## Work order
Copying each record below exactly is the whole task.

## Available data
────
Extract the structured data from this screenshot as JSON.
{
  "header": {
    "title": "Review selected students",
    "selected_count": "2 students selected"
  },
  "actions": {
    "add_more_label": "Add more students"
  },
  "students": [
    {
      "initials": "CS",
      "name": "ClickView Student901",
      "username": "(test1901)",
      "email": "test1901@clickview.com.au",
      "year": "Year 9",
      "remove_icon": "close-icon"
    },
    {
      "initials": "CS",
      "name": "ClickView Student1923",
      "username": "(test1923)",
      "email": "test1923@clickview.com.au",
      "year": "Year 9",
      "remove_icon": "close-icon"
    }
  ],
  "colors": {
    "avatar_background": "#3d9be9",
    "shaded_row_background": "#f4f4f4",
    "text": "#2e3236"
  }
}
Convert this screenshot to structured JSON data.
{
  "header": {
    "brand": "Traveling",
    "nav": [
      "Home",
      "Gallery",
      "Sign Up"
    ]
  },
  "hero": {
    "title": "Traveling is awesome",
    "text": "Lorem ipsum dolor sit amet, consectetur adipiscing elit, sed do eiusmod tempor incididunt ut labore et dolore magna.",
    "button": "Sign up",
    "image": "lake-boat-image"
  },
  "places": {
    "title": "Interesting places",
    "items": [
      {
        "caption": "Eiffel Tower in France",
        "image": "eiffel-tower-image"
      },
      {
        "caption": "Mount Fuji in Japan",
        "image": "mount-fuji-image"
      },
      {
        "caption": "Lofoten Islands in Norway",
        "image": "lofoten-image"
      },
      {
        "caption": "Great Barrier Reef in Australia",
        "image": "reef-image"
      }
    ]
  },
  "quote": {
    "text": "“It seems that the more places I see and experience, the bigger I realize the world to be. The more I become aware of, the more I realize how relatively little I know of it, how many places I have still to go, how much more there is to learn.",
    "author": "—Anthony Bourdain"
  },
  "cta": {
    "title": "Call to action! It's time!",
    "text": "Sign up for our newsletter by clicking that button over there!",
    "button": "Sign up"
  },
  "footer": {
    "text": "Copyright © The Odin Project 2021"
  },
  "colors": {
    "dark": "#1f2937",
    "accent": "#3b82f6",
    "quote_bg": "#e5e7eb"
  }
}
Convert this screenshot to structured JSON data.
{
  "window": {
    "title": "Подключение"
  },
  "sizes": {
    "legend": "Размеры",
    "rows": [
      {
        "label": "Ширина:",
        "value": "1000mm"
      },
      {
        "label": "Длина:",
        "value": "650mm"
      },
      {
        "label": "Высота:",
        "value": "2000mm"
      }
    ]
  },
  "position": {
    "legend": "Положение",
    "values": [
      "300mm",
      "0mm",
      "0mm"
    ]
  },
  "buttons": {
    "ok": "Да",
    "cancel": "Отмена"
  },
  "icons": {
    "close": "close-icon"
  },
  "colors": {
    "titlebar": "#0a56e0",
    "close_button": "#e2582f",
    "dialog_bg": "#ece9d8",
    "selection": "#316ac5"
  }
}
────
## Solution for this exercise
Extract the structured data from this screenshot as JSON.
{
  "header": {
    "title": "Review selected students",
    "selected_count": "2 students selected"
  },
  "actions": {
    "add_more_label": "Add more students"
  },
  "students": [
    {
      "initials": "CS",
      "name": "ClickView Student901",
      "username": "(test1901)",
      "email": "test1901@clickview.com.au",
      "year": "Year 9",
      "remove_icon": "close-icon"
    },
    {
      "initials": "CS",
      "name": "ClickView Student1923",
      "username": "(test1923)",
      "email": "test1923@clickview.com.au",
      "year": "Year 9",
      "remove_icon": "close-icon"
    }
  ],
  "colors": {
    "avatar_background": "#3d9be9",
    "shaded_row_background": "#f4f4f4",
    "text": "#2e3236"
  }
}
Convert this screenshot to structured JSON data.
{
  "header": {
    "brand": "Traveling",
    "nav": [
      "Home",
      "Gallery",
      "Sign Up"
    ]
  },
  "hero": {
    "title": "Traveling is awesome",
    "text": "Lorem ipsum dolor sit amet, consectetur adipiscing elit, sed do eiusmod tempor incididunt ut labore et dolore magna.",
    "button": "Sign up",
    "image": "lake-boat-image"
  },
  "places": {
    "title": "Interesting places",
    "items": [
      {
        "caption": "Eiffel Tower in France",
        "image": "eiffel-tower-image"
      },
      {
        "caption": "Mount Fuji in Japan",
        "image": "mount-fuji-image"
      },
      {
        "caption": "Lofoten Islands in Norway",
        "image": "lofoten-image"
      },
      {
        "caption": "Great Barrier Reef in Australia",
        "image": "reef-image"
      }
    ]
  },
  "quote": {
    "text": "“It seems that the more places I see and experience, the bigger I realize the world to be. The more I become aware of, the more I realize how relatively little I know of it, how many places I have still to go, how much more there is to learn.",
    "author": "—Anthony Bourdain"
  },
  "cta": {
    "title": "Call to action! It's time!",
    "text": "Sign up for our newsletter by clicking that button over there!",
    "button": "Sign up"
  },
  "footer": {
    "text": "Copyright © The Odin Project 2021"
  },
  "colors": {
    "dark": "#1f2937",
    "accent": "#3b82f6",
    "quote_bg": "#e5e7eb"
  }
}
Convert this screenshot to structured JSON data.
{
  "window": {
    "title": "Подключение"
  },
  "sizes": {
    "legend": "Размеры",
    "rows": [
      {
        "label": "Ширина:",
        "value": "1000mm"
      },
      {
        "label": "Длина:",
        "value": "650mm"
      },
      {
        "label": "Высота:",
        "value": "2000mm"
      }
    ]
  },
  "position": {
    "legend": "Положение",
    "values": [
      "300mm",
      "0mm",
      "0mm"
    ]
  },
  "buttons": {
    "ok": "Да",
    "cancel": "Отмена"
  },
  "icons": {
    "close": "close-icon"
  },
  "colors": {
    "titlebar": "#0a56e0",
    "close_button": "#e2582f",
    "dialog_bg": "#ece9d8",
    "selection": "#316ac5"
  }
}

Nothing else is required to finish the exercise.